# TASK STATEMENT
Nothing in the data should be altered when it is repeated in full.

App and web page records
——————————

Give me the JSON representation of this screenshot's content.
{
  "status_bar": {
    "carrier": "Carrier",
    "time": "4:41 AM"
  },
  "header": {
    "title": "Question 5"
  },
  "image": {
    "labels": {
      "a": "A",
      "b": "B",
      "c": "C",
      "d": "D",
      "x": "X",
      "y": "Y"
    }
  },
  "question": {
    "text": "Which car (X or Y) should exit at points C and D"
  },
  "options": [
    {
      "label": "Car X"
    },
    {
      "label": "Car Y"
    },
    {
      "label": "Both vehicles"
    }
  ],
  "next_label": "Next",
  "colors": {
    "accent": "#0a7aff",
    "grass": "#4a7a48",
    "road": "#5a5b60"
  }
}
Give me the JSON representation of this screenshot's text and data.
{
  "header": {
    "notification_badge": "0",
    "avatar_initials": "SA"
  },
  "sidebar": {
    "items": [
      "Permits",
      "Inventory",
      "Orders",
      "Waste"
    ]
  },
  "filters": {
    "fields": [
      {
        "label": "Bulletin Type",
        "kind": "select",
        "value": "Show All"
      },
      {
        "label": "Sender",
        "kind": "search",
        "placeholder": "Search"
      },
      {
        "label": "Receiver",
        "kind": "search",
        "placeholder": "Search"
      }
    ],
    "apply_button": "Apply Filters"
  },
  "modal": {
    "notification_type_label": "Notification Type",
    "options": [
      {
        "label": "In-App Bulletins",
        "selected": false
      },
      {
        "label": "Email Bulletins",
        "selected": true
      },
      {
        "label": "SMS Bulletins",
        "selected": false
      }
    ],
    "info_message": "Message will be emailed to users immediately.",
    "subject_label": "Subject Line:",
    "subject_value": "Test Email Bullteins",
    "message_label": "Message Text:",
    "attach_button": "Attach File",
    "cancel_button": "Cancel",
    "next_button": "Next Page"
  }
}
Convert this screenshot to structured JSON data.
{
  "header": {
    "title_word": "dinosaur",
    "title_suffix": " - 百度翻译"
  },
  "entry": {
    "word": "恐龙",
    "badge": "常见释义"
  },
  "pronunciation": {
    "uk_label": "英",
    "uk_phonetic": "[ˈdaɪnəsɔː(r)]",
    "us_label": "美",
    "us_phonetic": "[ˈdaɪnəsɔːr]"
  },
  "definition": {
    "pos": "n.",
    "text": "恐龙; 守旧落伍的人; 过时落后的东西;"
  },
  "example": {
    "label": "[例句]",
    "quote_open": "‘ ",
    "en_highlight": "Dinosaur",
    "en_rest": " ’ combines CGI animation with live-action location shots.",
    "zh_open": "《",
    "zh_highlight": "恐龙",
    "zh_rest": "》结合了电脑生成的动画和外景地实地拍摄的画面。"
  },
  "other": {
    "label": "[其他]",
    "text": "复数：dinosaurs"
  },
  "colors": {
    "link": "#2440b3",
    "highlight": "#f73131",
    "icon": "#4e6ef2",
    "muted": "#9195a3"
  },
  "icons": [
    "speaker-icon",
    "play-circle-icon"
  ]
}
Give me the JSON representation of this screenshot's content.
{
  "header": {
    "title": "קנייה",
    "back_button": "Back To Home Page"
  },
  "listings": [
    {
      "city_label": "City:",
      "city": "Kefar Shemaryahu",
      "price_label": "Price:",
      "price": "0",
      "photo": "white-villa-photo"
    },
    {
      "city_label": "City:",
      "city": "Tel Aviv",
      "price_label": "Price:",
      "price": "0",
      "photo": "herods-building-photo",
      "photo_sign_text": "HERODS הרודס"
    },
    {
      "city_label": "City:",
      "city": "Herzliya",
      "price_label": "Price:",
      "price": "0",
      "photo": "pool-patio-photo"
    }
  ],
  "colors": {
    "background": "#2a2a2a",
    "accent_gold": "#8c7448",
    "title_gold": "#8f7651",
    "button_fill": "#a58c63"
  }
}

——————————

# COMPLETED TASK
Give me the JSON representation of this screenshot's content.
{
  "status_bar": {
    "carrier": "Carrier",
    "time": "4:41 AM"
  },
  "header": {
    "title": "Question 5"
  },
  "image": {
    "labels": {
      "a": "A",
      "b": "B",
      "c": "C",
      "d": "D",
      "x": "X",
      "y": "Y"
    }
  },
  "question": {
    "text": "Which car (X or Y) should exit at points C and D"
  },
  "options": [
    {
      "label": "Car X"
    },
    {
      "label": "Car Y"
    },
    {
      "label": "Both vehicles"
    }
  ],
  "next_label": "Next",
  "colors": {
    "accent": "#0a7aff",
    "grass": "#4a7a48",
    "road": "#5a5b60"
  }
}
Give me the JSON representation of this screenshot's text and data.
{
  "header": {
    "notification_badge": "0",
    "avatar_initials": "SA"
  },
  "sidebar": {
    "items": [
      "Permits",
      "Inventory",
      "Orders",
      "Waste"
    ]
  },
  "filters": {
    "fields": [
      {
        "label": "Bulletin Type",
        "kind": "select",
        "value": "Show All"
      },
      {
        "label": "Sender",
        "kind": "search",
        "placeholder": "Search"
      },
      {
        "label": "Receiver",
        "kind": "search",
        "placeholder": "Search"
      }
    ],
    "apply_button": "Apply Filters"
  },
  "modal": {
    "notification_type_label": "Notification Type",
    "options": [
      {
        "label": "In-App Bulletins",
        "selected": false
      },
      {
        "label": "Email Bulletins",
        "selected": true
      },
      {
        "label": "SMS Bulletins",
        "selected": false
      }
    ],
    "info_message": "Message will be emailed to users immediately.",
    "subject_label": "Subject Line:",
    "subject_value": "Test Email Bullteins",
    "message_label": "Message Text:",
    "attach_button": "Attach File",
    "cancel_button": "Cancel",
    "next_button": "Next Page"
  }
}
Convert this screenshot to structured JSON data.
{
  "header": {
    "title_word": "dinosaur",
    "title_suffix": " - 百度翻译"
  },
  "entry": {
    "word": "恐龙",
    "badge": "常见释义"
  },
  "pronunciation": {
    "uk_label": "英",
    "uk_phonetic": "[ˈdaɪnəsɔː(r)]",
    "us_label": "美",
    "us_phonetic": "[ˈdaɪnəsɔːr]"
  },
  "definition": {
    "pos": "n.",
    "text": "恐龙; 守旧落伍的人; 过时落后的东西;"
  },
  "example": {
    "label": "[例句]",
    "quote_open": "‘ ",
    "en_highlight": "Dinosaur",
    "en_rest": " ’ combines CGI animation with live-action location shots.",
    "zh_open": "《",
    "zh_highlight": "恐龙",
    "zh_rest": "》结合了电脑生成的动画和外景地实地拍摄的画面。"
  },
  "other": {
    "label": "[其他]",
    "text": "复数：dinosaurs"
  },
  "colors": {
    "link": "#2440b3",
    "highlight": "#f73131",
    "icon": "#4e6ef2",
    "muted": "#9195a3"
  },
  "icons": [
    "speaker-icon",
    "play-circle-icon"
  ]
}
Give me the JSON representation of this screenshot's content.
{
  "header": {
    "title": "קנייה",
    "back_button": "Back To Home Page"
  },
  "listings": [
    {
      "city_label": "City:",
      "city": "Kefar Shemaryahu",
      "price_label": "Price:",
      "price": "0",
      "photo": "white-villa-photo"
    },
    {
      "city_label": "City:",
      "city": "Tel Aviv",
      "price_label": "Price:",
      "price": "0",
      "photo": "herods-building-photo",
      "photo_sign_text": "HERODS הרודס"
    },
    {
      "city_label": "City:",
      "city": "Herzliya",
      "price_label": "Price:",
      "price": "0",
      "photo": "pool-patio-photo"
    }
  ],
  "colors": {
    "background": "#2a2a2a",
    "accent_gold": "#8c7448",
    "title_gold": "#8f7651",
    "button_fill": "#a58c63"
  }
}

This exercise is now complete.